It’s great for hobbyists who can be down for a day due to server issues or where unexpected updates cause previous good files to work differently (they can absorb the time to troubleshoot and fix the file without losing sales). Even a 3 or 4 week “problem to send back to repair to return to your doorstep” isn’t going to be more than a major inconvenience. Its simplicity to use is good for schools and makerspaces. Their target market is adequately served by their business model.
Businesses generally can’t live with the uncertainty of the GF support model.
while i agree with all of that…
there’s still no excuse for charging someone $275 for “repairs” with no description of what that is. we wouldn’t accept that from any other vendor. not your car, not your HVAC, it’s just bad customer service. it’s not a “black box”.
Damn, I’m afraid of you being right on the pulse with that one, definitely puts things into a realistic perspective if what I’m dealing with is the norm, really do appreciate the breakdown and brutal truths of it all. Just hoping my GF here on out justifies the initial + repair costs and then some before I decide to jump ship.
No doubt. But we’ve been conditioned over the past several years to accept it because our only other choice is to abandon the platform. In everything you need to take the bad with the good. When the bad overwhelms the good for you it’s time to move on.
It’s possible that this was just one untrained new employee but it may also be a further manifestation of GF’s core approach to the business. It used to drive me nuts the way they ran the company, but I’ve stopped because it’s not changing. The positives still outweigh the negatives for me. But a lot of the reason for that is because I have nothing material riding on this.
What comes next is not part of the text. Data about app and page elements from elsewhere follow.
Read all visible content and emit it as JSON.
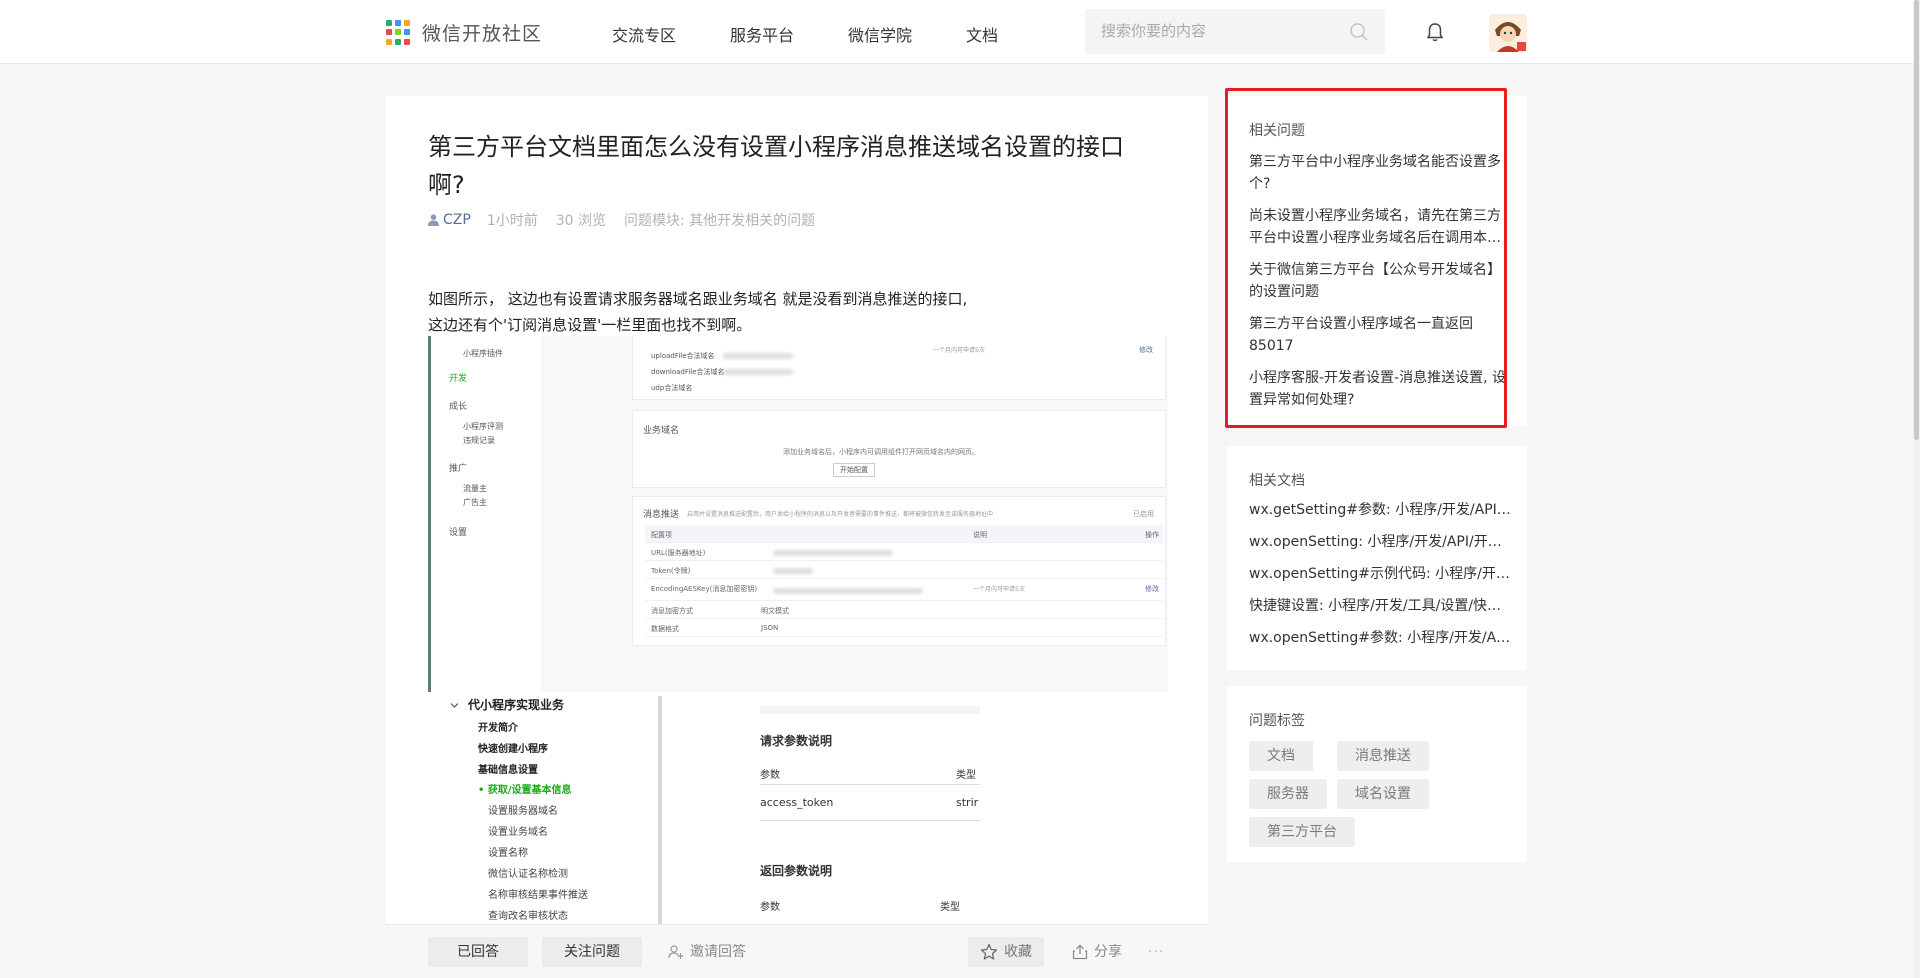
{
  "header": {
    "logo_text": "微信开放社区",
    "nav": [
      "交流专区",
      "服务平台",
      "微信学院",
      "文档"
    ],
    "search_placeholder": "搜索你要的内容"
  },
  "question": {
    "title": "第三方平台文档里面怎么没有设置小程序消息推送域名设置的接口啊?",
    "author": "CZP",
    "time": "1小时前",
    "views": "30 浏览",
    "module": "问题模块: 其他开发相关的问题",
    "body_line1": "如图所示， 这边也有设置请求服务器域名跟业务域名 就是没看到消息推送的接口,",
    "body_line2": "这边还有个'订阅消息设置'一栏里面也找不到啊。"
  },
  "shot1": {
    "side": [
      "开发",
      "成长",
      "小程序评测",
      "违规记录",
      "推广",
      "流量主",
      "广告主",
      "设置"
    ],
    "server_rows": [
      "uploadFile合法域名",
      "downloadFile合法域名",
      "udp合法域名"
    ],
    "server_note": "一个月内可申请5次",
    "business_title": "业务域名",
    "business_desc": "添加业务域名后，小程序内可调用组件打开网页域名内的网页。",
    "business_btn": "开始配置",
    "push_title": "消息推送",
    "push_desc": "启用并设置消息推送配置后，用户发给小程序的消息以及开发者需要的事件推送，都将被微信转发至该服务器地址中",
    "push_status": "已启用",
    "push_head": [
      "配置项",
      "说明",
      "操作"
    ],
    "push_rows": [
      "URL(服务器地址)",
      "Token(令牌)",
      "EncodingAESKey(消息加密密钥)",
      "消息加密方式",
      "数据格式"
    ],
    "push_values": [
      "明文模式",
      "JSON"
    ],
    "modify": "修改"
  },
  "shot2": {
    "section": "代小程序实现业务",
    "items": [
      "开发简介",
      "快速创建小程序",
      "基础信息设置",
      "获取/设置基本信息",
      "设置服务器域名",
      "设置业务域名",
      "设置名称",
      "微信认证名称检测",
      "名称审核结果事件推送",
      "查询改名审核状态"
    ],
    "req_title": "请求参数说明",
    "req_head": [
      "参数",
      "类型"
    ],
    "req_row": [
      "access_token",
      "strir"
    ],
    "resp_title": "返回参数说明",
    "resp_head": [
      "参数",
      "类型"
    ]
  },
  "footer": {
    "answered": "已回答",
    "follow": "关注问题",
    "invite": "邀请回答",
    "collect": "收藏",
    "share": "分享",
    "more": "···"
  },
  "related_questions": {
    "title": "相关问题",
    "items": [
      "第三方平台中小程序业务域名能否设置多个?",
      "尚未设置小程序业务域名，请先在第三方平台中设置小程序业务域名后在调用本接口",
      "关于微信第三方平台【公众号开发域名】的设置问题",
      "第三方平台设置小程序域名一直返回85017",
      "小程序客服-开发者设置-消息推送设置, 设置异常如何处理?"
    ]
  },
  "related_docs": {
    "title": "相关文档",
    "items": [
      "wx.getSetting#参数: 小程序/开发/API/开放接口/设置",
      "wx.openSetting: 小程序/开发/API/开放接口/设置",
      "wx.openSetting#示例代码: 小程序/开发/API/开放接口",
      "快捷键设置: 小程序/开发/工具/设置/快捷键",
      "wx.openSetting#参数: 小程序/开发/API/开放接口"
    ]
  },
  "tags": {
    "title": "问题标签",
    "items": [
      "文档",
      "消息推送",
      "服务器",
      "域名设置",
      "第三方平台"
    ]
  },
  "colors": {
    "accent_red": "#e02020",
    "link_blue": "#576b95",
    "green": "#1aad19"
  }
}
I’d be in a far different place if I were trying to make a living with it (& I know many people are - but they’re only one issue away from having their source of production shut down for a month or more and I’d wager they’d not be well able to survive that).
It’s an awesome machine for newbies. It does some very cool things. It’s really nice that the software updates can and do change the capabilities of the machine in a good way. But I wouldn’t bet my mortgage on it